Pictures aside, return all of the records exactly as they stand.

• • • • •

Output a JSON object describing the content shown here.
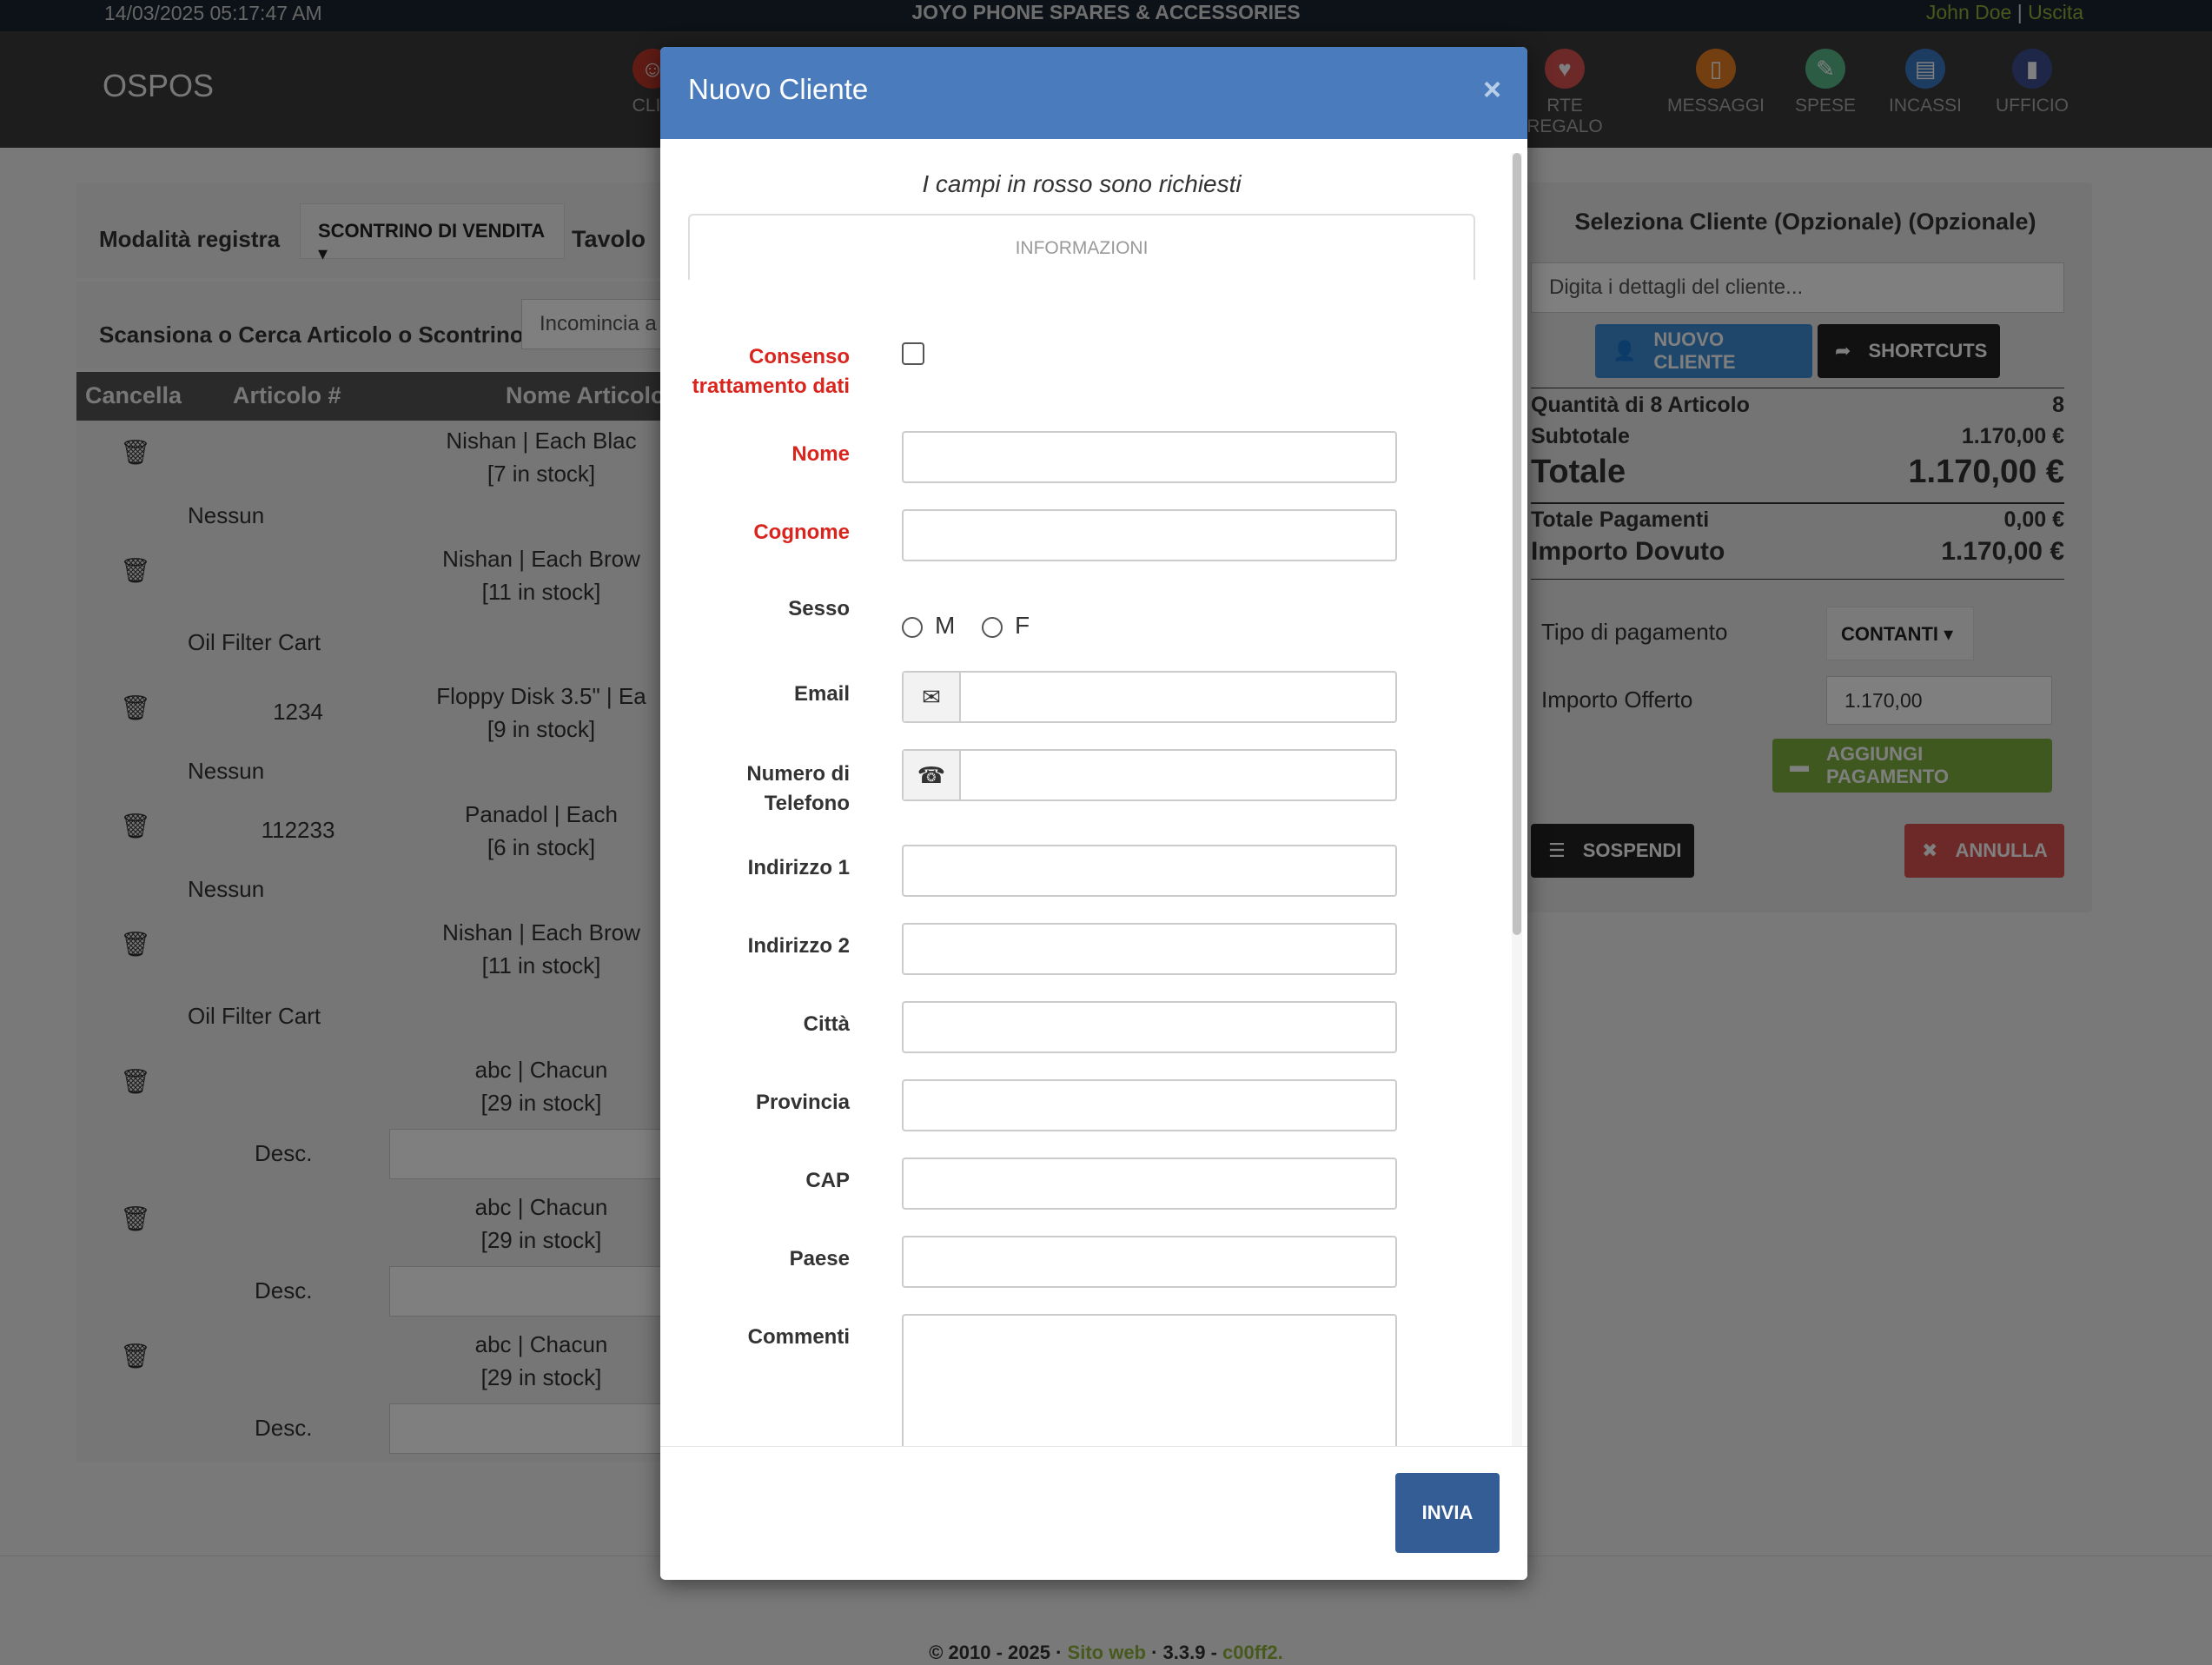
{
  "topbar": {
    "datetime": "14/03/2025 05:17:47 AM",
    "company": "JOYO PHONE SPARES & ACCESSORIES",
    "user": "John Doe",
    "separator": "|",
    "logout": "Uscita"
  },
  "navbar": {
    "brand": "OSPOS",
    "items": [
      {
        "label": "CLIE",
        "icon": "customers-icon",
        "color": "#c0392b"
      },
      {
        "label": "RTE REGALO",
        "icon": "gift-card-icon",
        "color": "#d9534f"
      },
      {
        "label": "MESSAGGI",
        "icon": "messages-icon",
        "color": "#e67e22"
      },
      {
        "label": "SPESE",
        "icon": "expenses-icon",
        "color": "#5bb88a"
      },
      {
        "label": "INCASSI",
        "icon": "cashups-icon",
        "color": "#3b78c4"
      },
      {
        "label": "UFFICIO",
        "icon": "office-icon",
        "color": "#3d4f8f"
      }
    ]
  },
  "register": {
    "mode_label": "Modalità registra",
    "mode_value": "SCONTRINO DI VENDITA",
    "table_label": "Tavolo"
  },
  "scan": {
    "label": "Scansiona o Cerca Articolo o Scontrino",
    "placeholder": "Incomincia a"
  },
  "cart": {
    "headers": {
      "cancel": "Cancella",
      "item_number": "Articolo #",
      "item_name": "Nome Articolo"
    },
    "items": [
      {
        "number": "",
        "name": "Nishan | Each Blac",
        "stock": "[7 in stock]",
        "extra": "Nessun",
        "extra_type": "text"
      },
      {
        "number": "",
        "name": "Nishan | Each Brow",
        "stock": "[11 in stock]",
        "extra": "Oil Filter Cart",
        "extra_type": "text"
      },
      {
        "number": "1234",
        "name": "Floppy Disk 3.5\" | Ea",
        "stock": "[9 in stock]",
        "extra": "Nessun",
        "extra_type": "text"
      },
      {
        "number": "112233",
        "name": "Panadol | Each",
        "stock": "[6 in stock]",
        "extra": "Nessun",
        "extra_type": "text"
      },
      {
        "number": "",
        "name": "Nishan | Each Brow",
        "stock": "[11 in stock]",
        "extra": "Oil Filter Cart",
        "extra_type": "text"
      },
      {
        "number": "",
        "name": "abc | Chacun",
        "stock": "[29 in stock]",
        "extra": "Desc.",
        "extra_type": "input"
      },
      {
        "number": "",
        "name": "abc | Chacun",
        "stock": "[29 in stock]",
        "extra": "Desc.",
        "extra_type": "input"
      },
      {
        "number": "",
        "name": "abc | Chacun",
        "stock": "[29 in stock]",
        "extra": "Desc.",
        "extra_type": "input"
      }
    ]
  },
  "summary": {
    "title": "Seleziona Cliente (Opzionale) (Opzionale)",
    "customer_placeholder": "Digita i dettagli del cliente...",
    "new_customer_button": "NUOVO CLIENTE",
    "shortcuts_button": "SHORTCUTS",
    "quantity_label": "Quantità di 8 Articolo",
    "quantity_value": "8",
    "subtotal_label": "Subtotale",
    "subtotal_value": "1.170,00 €",
    "total_label": "Totale",
    "total_value": "1.170,00 €",
    "payments_label": "Totale Pagamenti",
    "payments_value": "0,00 €",
    "due_label": "Importo Dovuto",
    "due_value": "1.170,00 €",
    "payment_type_label": "Tipo di pagamento",
    "payment_type_value": "CONTANTI",
    "tendered_label": "Importo Offerto",
    "tendered_value": "1.170,00",
    "add_payment_button": "AGGIUNGI PAGAMENTO",
    "suspend_button": "SOSPENDI",
    "cancel_button": "ANNULLA"
  },
  "footer": {
    "copyright": "© 2010 - 2025 · ",
    "website": "Sito web",
    "version": " · 3.3.9 - ",
    "commit": "c00ff2."
  },
  "modal": {
    "title": "Nuovo Cliente",
    "close": "×",
    "required_note": "I campi in rosso sono richiesti",
    "tab": "INFORMAZIONI",
    "fields": {
      "consent": "Consenso trattamento dati",
      "first_name": "Nome",
      "last_name": "Cognome",
      "gender": "Sesso",
      "gender_m": "M",
      "gender_f": "F",
      "email": "Email",
      "phone": "Numero di Telefono",
      "address1": "Indirizzo 1",
      "address2": "Indirizzo 2",
      "city": "Città",
      "state": "Provincia",
      "zip": "CAP",
      "country": "Paese",
      "comments": "Commenti"
    },
    "submit": "INVIA"
  },
  "colors": {
    "modal_header": "#4a7bbd",
    "required": "#d9251d",
    "submit": "#335d94",
    "accent_green": "#8fb339",
    "new_customer": "#3d8fd6",
    "add_payment": "#7fb03f",
    "cancel": "#d9534f"
  }
}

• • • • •

— Output —
Output a JSON object describing the content shown here.
{
  "topbar": {
    "datetime": "14/03/2025 05:17:47 AM",
    "company": "JOYO PHONE SPARES & ACCESSORIES",
    "user": "John Doe",
    "separator": "|",
    "logout": "Uscita"
  },
  "navbar": {
    "brand": "OSPOS",
    "items": [
      {
        "label": "CLIE",
        "icon": "customers-icon",
        "color": "#c0392b"
      },
      {
        "label": "RTE REGALO",
        "icon": "gift-card-icon",
        "color": "#d9534f"
      },
      {
        "label": "MESSAGGI",
        "icon": "messages-icon",
        "color": "#e67e22"
      },
      {
        "label": "SPESE",
        "icon": "expenses-icon",
        "color": "#5bb88a"
      },
      {
        "label": "INCASSI",
        "icon": "cashups-icon",
        "color": "#3b78c4"
      },
      {
        "label": "UFFICIO",
        "icon": "office-icon",
        "color": "#3d4f8f"
      }
    ]
  },
  "register": {
    "mode_label": "Modalità registra",
    "mode_value": "SCONTRINO DI VENDITA",
    "table_label": "Tavolo"
  },
  "scan": {
    "label": "Scansiona o Cerca Articolo o Scontrino",
    "placeholder": "Incomincia a"
  },
  "cart": {
    "headers": {
      "cancel": "Cancella",
      "item_number": "Articolo #",
      "item_name": "Nome Articolo"
    },
    "items": [
      {
        "number": "",
        "name": "Nishan | Each Blac",
        "stock": "[7 in stock]",
        "extra": "Nessun",
        "extra_type": "text"
      },
      {
        "number": "",
        "name": "Nishan | Each Brow",
        "stock": "[11 in stock]",
        "extra": "Oil Filter Cart",
        "extra_type": "text"
      },
      {
        "number": "1234",
        "name": "Floppy Disk 3.5\" | Ea",
        "stock": "[9 in stock]",
        "extra": "Nessun",
        "extra_type": "text"
      },
      {
        "number": "112233",
        "name": "Panadol | Each",
        "stock": "[6 in stock]",
        "extra": "Nessun",
        "extra_type": "text"
      },
      {
        "number": "",
        "name": "Nishan | Each Brow",
        "stock": "[11 in stock]",
        "extra": "Oil Filter Cart",
        "extra_type": "text"
      },
      {
        "number": "",
        "name": "abc | Chacun",
        "stock": "[29 in stock]",
        "extra": "Desc.",
        "extra_type": "input"
      },
      {
        "number": "",
        "name": "abc | Chacun",
        "stock": "[29 in stock]",
        "extra": "Desc.",
        "extra_type": "input"
      },
      {
        "number": "",
        "name": "abc | Chacun",
        "stock": "[29 in stock]",
        "extra": "Desc.",
        "extra_type": "input"
      }
    ]
  },
  "summary": {
    "title": "Seleziona Cliente (Opzionale) (Opzionale)",
    "customer_placeholder": "Digita i dettagli del cliente...",
    "new_customer_button": "NUOVO CLIENTE",
    "shortcuts_button": "SHORTCUTS",
    "quantity_label": "Quantità di 8 Articolo",
    "quantity_value": "8",
    "subtotal_label": "Subtotale",
    "subtotal_value": "1.170,00 €",
    "total_label": "Totale",
    "total_value": "1.170,00 €",
    "payments_label": "Totale Pagamenti",
    "payments_value": "0,00 €",
    "due_label": "Importo Dovuto",
    "due_value": "1.170,00 €",
    "payment_type_label": "Tipo di pagamento",
    "payment_type_value": "CONTANTI",
    "tendered_label": "Importo Offerto",
    "tendered_value": "1.170,00",
    "add_payment_button": "AGGIUNGI PAGAMENTO",
    "suspend_button": "SOSPENDI",
    "cancel_button": "ANNULLA"
  },
  "footer": {
    "copyright": "© 2010 - 2025 · ",
    "website": "Sito web",
    "version": " · 3.3.9 - ",
    "commit": "c00ff2."
  },
  "modal": {
    "title": "Nuovo Cliente",
    "close": "×",
    "required_note": "I campi in rosso sono richiesti",
    "tab": "INFORMAZIONI",
    "fields": {
      "consent": "Consenso trattamento dati",
      "first_name": "Nome",
      "last_name": "Cognome",
      "gender": "Sesso",
      "gender_m": "M",
      "gender_f": "F",
      "email": "Email",
      "phone": "Numero di Telefono",
      "address1": "Indirizzo 1",
      "address2": "Indirizzo 2",
      "city": "Città",
      "state": "Provincia",
      "zip": "CAP",
      "country": "Paese",
      "comments": "Commenti"
    },
    "submit": "INVIA"
  },
  "colors": {
    "modal_header": "#4a7bbd",
    "required": "#d9251d",
    "submit": "#335d94",
    "accent_green": "#8fb339",
    "new_customer": "#3d8fd6",
    "add_payment": "#7fb03f",
    "cancel": "#d9534f"
  }
}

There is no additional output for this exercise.